But Bonhoeffer presses on, as he is wont to do, and challenges our reactive Reformation approach to the Scriptures within the congregation:

 

The office of proclamation, the testimony to Jesus Christ, is inseparably bound up with Holy Scripture. At this point we must venture to advance the proposition that Scripture is essentially the property of the office of preaching and that it is the preaching which properly belongs to the congregation. Scripture requires to be interpreted and preached.[1] By its nature it is not a book of edification for the congregation. What rightly belongs to the congregation is the text of the sermon together with the interpretation of the this text, and on this basis there is a “searching of the Scriptures, whether these things be so” (Acts 17.11), that is to say, whether they are really as the preaching has proclaimed them to be; in certain unusual circumstances, therefore, there arises the necessity for contradicting the preaching on the basis of Holy Scripture. But even here it is presupposed that Holy Scripture belongs essentially to the office of teaching. If individual Christians, or groups of Christians, seize hold of the Bible, appealing to the equal right of all Christians, to the right of the faithful to speak for themselves and to the self-evident truth of the scriptural word, it is by no means a sign of special reverence or special scriptural understanding for the essential character of the divine revelation. In this lies the source of a great deal of presumption, disorder, rebellion and scriptural confusion. Respect for the holy character of the Scripture demands recognition of the fact that it is only by grace that a man is called upon to interpret and proclaim it and that it is also by grace that a man is permitted even to be a hearer of the interpretation and proclamation. The book of homilies and the prayer-book are the principal books for the congregation; the Holy Scripture is the book for the preacher; there can be little doubt that this formulation correctly represents the divinely ordained relationship between the congregation and the office. It must at the same time be borne clearly in mind that these ideas do not spring from a clergyman’s desire to schoolmaster the laity; they follow from the revelation of God himself.[2]

 

These are tough words, flying in the face of much contemporary thinking, but I suspect Bonhoeffer’s last assertion is true: this is the revelation of God himself throughout the New Testament. Many of the errors of both theory and practice in the local church spring from a diminished view of the office of proclamation and an elevated view of the role of the congregation.

 

One needn’t agree with every jot and tittle of Bonhoeffer’s work in order to gain mightily from reflection on the problem he exposes.
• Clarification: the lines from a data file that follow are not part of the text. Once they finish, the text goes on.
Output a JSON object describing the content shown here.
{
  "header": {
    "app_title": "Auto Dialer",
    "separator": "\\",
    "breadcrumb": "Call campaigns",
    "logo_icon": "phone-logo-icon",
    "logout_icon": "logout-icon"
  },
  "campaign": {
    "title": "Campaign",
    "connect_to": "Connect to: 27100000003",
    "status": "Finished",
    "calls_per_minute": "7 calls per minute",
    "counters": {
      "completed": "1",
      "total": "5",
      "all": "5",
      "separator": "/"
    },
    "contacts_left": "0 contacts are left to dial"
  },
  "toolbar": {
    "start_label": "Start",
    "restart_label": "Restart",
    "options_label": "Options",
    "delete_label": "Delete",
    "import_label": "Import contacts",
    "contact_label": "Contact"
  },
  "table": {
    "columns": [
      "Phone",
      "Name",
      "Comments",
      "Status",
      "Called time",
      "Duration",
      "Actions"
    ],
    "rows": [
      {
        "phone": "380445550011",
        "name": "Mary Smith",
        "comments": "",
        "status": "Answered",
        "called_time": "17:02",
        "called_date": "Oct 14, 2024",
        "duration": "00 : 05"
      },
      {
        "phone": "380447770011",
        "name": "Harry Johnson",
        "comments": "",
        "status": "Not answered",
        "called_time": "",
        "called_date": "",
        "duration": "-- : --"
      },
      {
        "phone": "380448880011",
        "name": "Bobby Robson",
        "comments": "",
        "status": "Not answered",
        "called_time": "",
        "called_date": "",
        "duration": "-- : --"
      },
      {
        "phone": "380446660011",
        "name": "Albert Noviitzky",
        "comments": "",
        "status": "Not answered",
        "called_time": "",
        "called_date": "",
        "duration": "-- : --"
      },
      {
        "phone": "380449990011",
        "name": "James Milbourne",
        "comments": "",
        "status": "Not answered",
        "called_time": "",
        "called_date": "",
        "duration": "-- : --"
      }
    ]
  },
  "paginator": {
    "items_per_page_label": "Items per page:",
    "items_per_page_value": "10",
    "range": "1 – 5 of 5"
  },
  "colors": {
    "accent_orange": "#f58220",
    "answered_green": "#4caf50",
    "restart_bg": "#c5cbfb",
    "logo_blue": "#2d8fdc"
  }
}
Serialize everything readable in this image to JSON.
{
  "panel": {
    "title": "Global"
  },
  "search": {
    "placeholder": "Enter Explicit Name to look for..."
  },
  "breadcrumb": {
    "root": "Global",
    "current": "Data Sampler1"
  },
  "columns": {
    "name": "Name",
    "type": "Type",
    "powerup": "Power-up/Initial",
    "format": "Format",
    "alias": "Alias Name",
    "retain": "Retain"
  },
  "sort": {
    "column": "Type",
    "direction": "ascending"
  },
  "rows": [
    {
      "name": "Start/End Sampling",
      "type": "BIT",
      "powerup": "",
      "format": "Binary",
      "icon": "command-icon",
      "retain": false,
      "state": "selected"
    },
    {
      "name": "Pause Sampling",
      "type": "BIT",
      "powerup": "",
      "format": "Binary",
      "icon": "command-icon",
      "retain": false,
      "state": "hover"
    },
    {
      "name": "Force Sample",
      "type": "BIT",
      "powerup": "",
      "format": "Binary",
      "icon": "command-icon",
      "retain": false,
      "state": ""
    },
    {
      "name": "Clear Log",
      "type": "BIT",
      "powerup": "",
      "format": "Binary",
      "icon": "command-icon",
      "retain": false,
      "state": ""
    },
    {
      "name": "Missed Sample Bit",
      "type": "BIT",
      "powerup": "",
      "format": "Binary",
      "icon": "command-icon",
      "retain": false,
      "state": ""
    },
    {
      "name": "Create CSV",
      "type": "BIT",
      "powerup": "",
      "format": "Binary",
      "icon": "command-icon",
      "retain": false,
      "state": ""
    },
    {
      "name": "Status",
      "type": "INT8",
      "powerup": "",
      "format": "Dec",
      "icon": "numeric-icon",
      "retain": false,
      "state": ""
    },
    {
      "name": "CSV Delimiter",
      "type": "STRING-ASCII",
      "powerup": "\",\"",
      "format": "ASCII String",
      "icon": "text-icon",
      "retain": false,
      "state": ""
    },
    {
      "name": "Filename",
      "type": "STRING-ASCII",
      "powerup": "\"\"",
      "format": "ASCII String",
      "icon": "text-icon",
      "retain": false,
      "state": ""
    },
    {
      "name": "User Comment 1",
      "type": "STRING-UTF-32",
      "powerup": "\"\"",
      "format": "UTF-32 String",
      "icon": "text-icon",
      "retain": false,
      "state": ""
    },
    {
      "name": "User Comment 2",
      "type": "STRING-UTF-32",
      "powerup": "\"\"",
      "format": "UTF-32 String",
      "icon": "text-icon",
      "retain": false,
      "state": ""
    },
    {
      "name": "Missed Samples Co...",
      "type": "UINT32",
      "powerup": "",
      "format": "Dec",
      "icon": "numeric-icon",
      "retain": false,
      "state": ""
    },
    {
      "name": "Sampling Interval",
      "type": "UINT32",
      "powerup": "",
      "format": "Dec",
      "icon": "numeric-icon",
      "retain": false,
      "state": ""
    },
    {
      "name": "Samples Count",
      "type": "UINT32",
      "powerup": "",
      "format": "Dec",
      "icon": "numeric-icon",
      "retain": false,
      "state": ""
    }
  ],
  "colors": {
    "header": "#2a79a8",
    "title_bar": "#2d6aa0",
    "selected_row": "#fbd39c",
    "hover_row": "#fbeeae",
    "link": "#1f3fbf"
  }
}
To that reflection I challenge you—both preachers and congregants—to commit yourselves.



[1] A future series will detail the many ways we can misconstrue Scripture, and why interpretation and proclamation proves so necessary.

[2] Ethics, trans. N.H. Smith, 1st Touchstone ed. (New York: Simon and Schuster, 1995): 289-290. Emphasis is his throughout.